Hands a Year Later: Spending Called Slow By Critics, Careful By Organizers
LOS ANGELES (AP) _ One year ago, Hands Across America was billed as the unassailable charity event of the 1980s, a proposed human chain across the United States to raise at least $50 million for the hungry and homeless.
The plan called for scores of celebrities to join 6 million people in a 4,125-mile line on Sunday, May 25, 1986.
Mickey Mouse and Donald Duck joined hands with participants in Disneyland. Kenny Rogers stood in the blistering heat of the Southwest desert, and President Reagan gingerly participated in front of the White House. It was party time at the Queen Mary in Long Beach and Battery Park in Manhattan.
But there were lots of gaps between those end points, and a lot of people simply didn’t send in their pledges, resulting in a net of only $15 million for the hungry and homeless after all costs were paid.
Organizers have found themselves on the defensive because the cost of mounting the event was around $14 million to $16 million. Even though the cost was known in advance, its size in relation to lower-than-anticipated donations hurt credibility.
″It was a net good,″ said Robert Hayes of the National Coalition for the Homeless in New York. ″But they spent too much to raise too little and promoted a national extravaganza empty of content.″

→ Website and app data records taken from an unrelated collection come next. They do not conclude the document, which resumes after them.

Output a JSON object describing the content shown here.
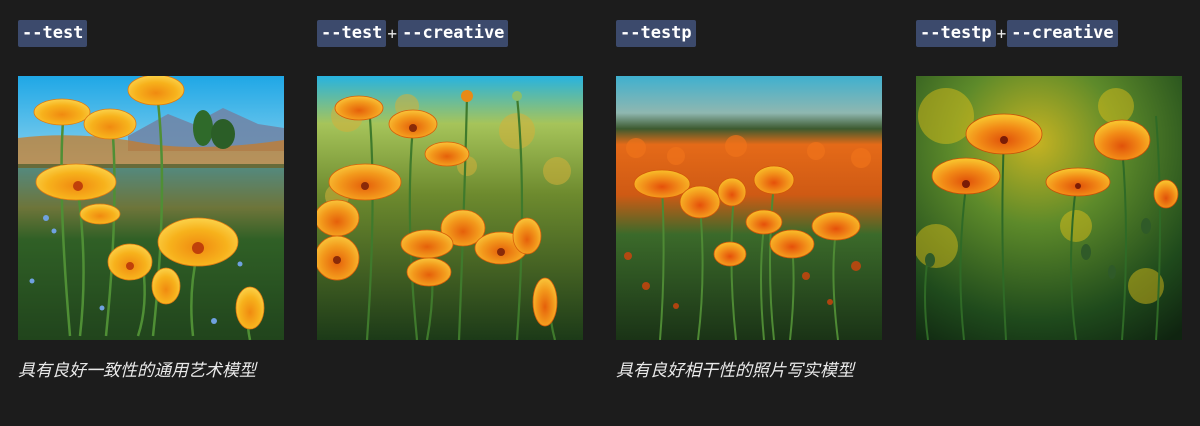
{
  "columns": [
    {
      "tags": [
        "--test"
      ],
      "image": {
        "name": "poppy-meadow-mountains-image",
        "style": "painterly-meadow"
      },
      "caption": "具有良好一致性的通用艺术模型"
    },
    {
      "tags": [
        "--test",
        "--creative"
      ],
      "separator": "+",
      "image": {
        "name": "poppy-field-creative-image",
        "style": "dense-painterly"
      },
      "caption": ""
    },
    {
      "tags": [
        "--testp"
      ],
      "image": {
        "name": "poppy-field-photo-image",
        "style": "photographic-bokeh"
      },
      "caption": "具有良好相干性的照片写实模型"
    },
    {
      "tags": [
        "--testp",
        "--creative"
      ],
      "separator": "+",
      "image": {
        "name": "poppy-closeup-creative-photo-image",
        "style": "dark-closeup"
      },
      "caption": ""
    }
  ],
  "colors": {
    "background": "#1c1c1c",
    "tag_background": "#3c4a6c",
    "tag_text": "#ffffff",
    "caption_text": "#e9e9e9",
    "poppy_orange": "#f39a1c",
    "poppy_yellow": "#f7c21e",
    "stem_green": "#3f7a2c"
  }
}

Organizers said there were benefits beyond the balance sheet, though: spotlighting the problem of hunger and homelessness in the United States, and raising the spirit of voluntarism throughout the nation.

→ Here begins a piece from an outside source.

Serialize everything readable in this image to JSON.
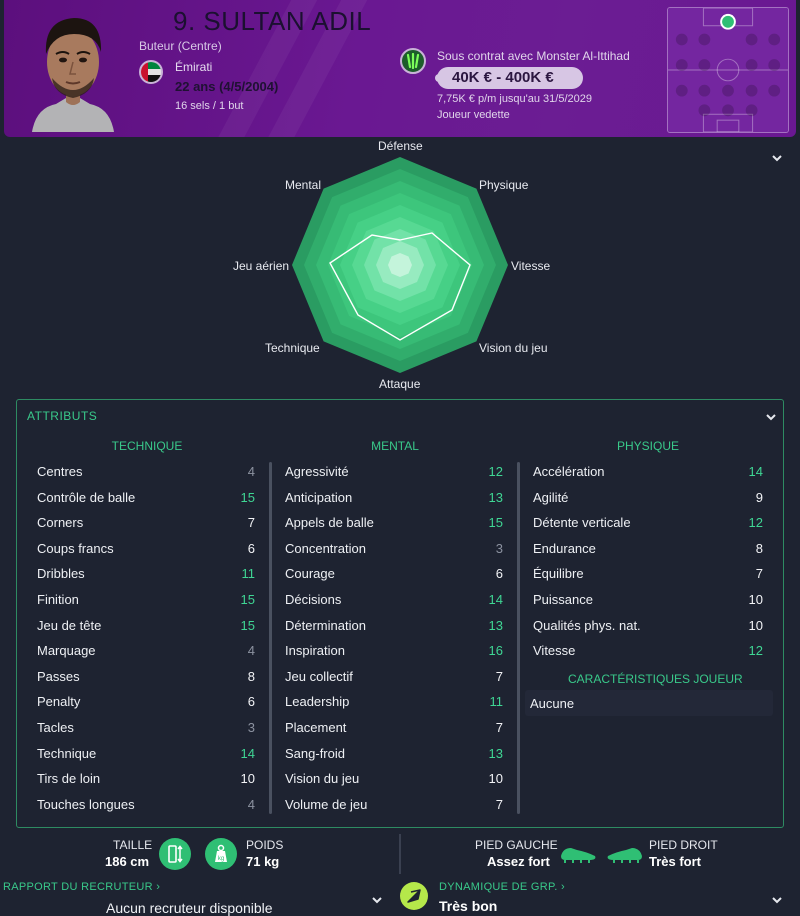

″It was a magnificent effort,″ said the Rev. Colin Henderson of St. Mary’s Episcopal Church in Laguna Beach. ″It raised a lot of money, but the problem is so much bigger than that.″ Henderson’s bid for funds for a homeless shelter run by his church was turned down.

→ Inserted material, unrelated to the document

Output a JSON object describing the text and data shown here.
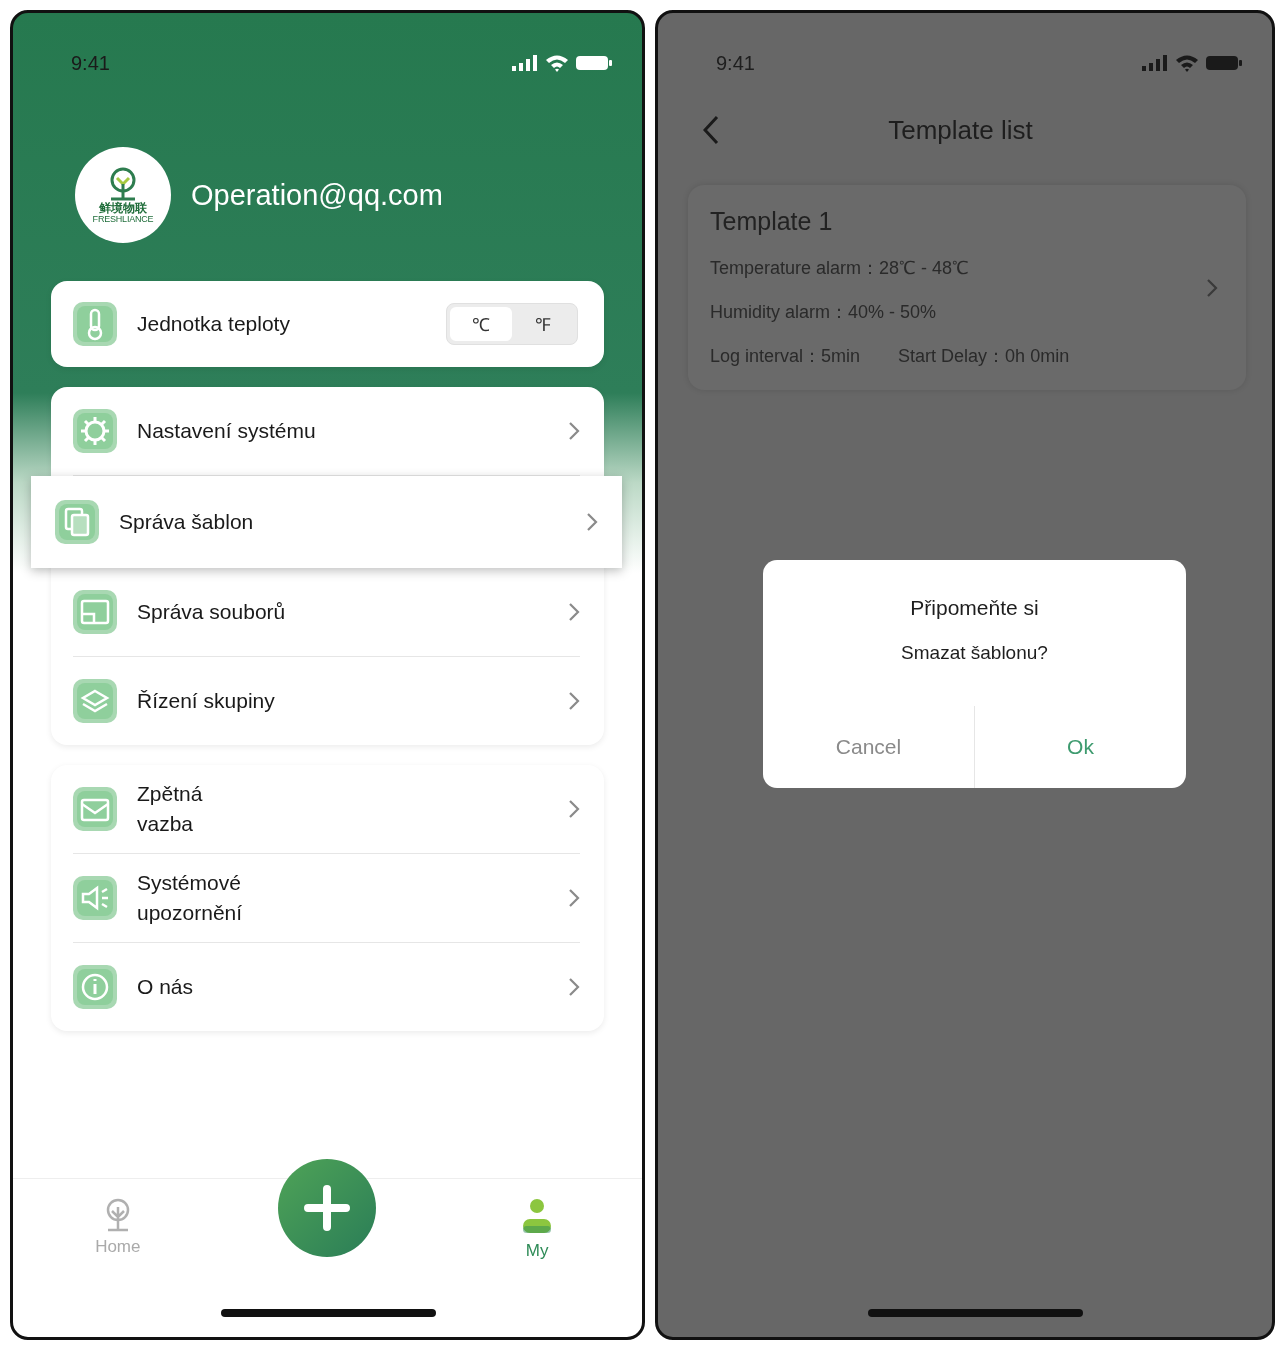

The disbursement of funds is still not complete - $3 million for long-range projects is to be doled out in September.
Critics said that because of the relatively small amounts granted to shelters and other organizations, the process should have been speeded up.
But Hands officials, including USA for Africa President Ken Kragen, said the careful reviews that determined how money was spent were a good thing.
″We’re extremely proud of the coalition (review) process and how that worked,″ Kragen said in an interview. ″I give an awful lot of credit to our board of directors, who were under tremendous pressure to spend the money fast.″
Officials are still considering the future of the organization after the final $3 million is given out, and it’s possible it will simply close its doors.
Hands Across America was the second charity event by USA for Africa, the celebrity-guided organization that earned admiration for raising $53 million in African relief through the song ″We Are The World.″
It was the efficiency of USA for Africa, which gave out some of the ″We Are The World″ funds within the United States, that led people like Hayes to expect faster action after Hands.
″We had a couple of million from USA for Africa, and within two weeks we gave them proposals for 78 cities,″ he recalled. ″That went off without a hitch, and in many places within weeks the money went out and made a concrete difference.″
But Marty Rogol, USA for Africa executive director, said the careful distribution of the Hands money will also make a difference.
″If we had just bought shelter for the nation’s 3 million homeless, it (the $15 million) would have lasted one night,″ Rogol said in a statement. ″If we had just bought food stamp meals for the nation’s 20 million hungry, it would have provided less than two meals.″
Even a critic like Hayes admits he cannot feel antagonistic to Hands Across America.
″My criticism is warm and affectionate,″ he said. ″Even one sandwich makes a difference, if you’re hungry.″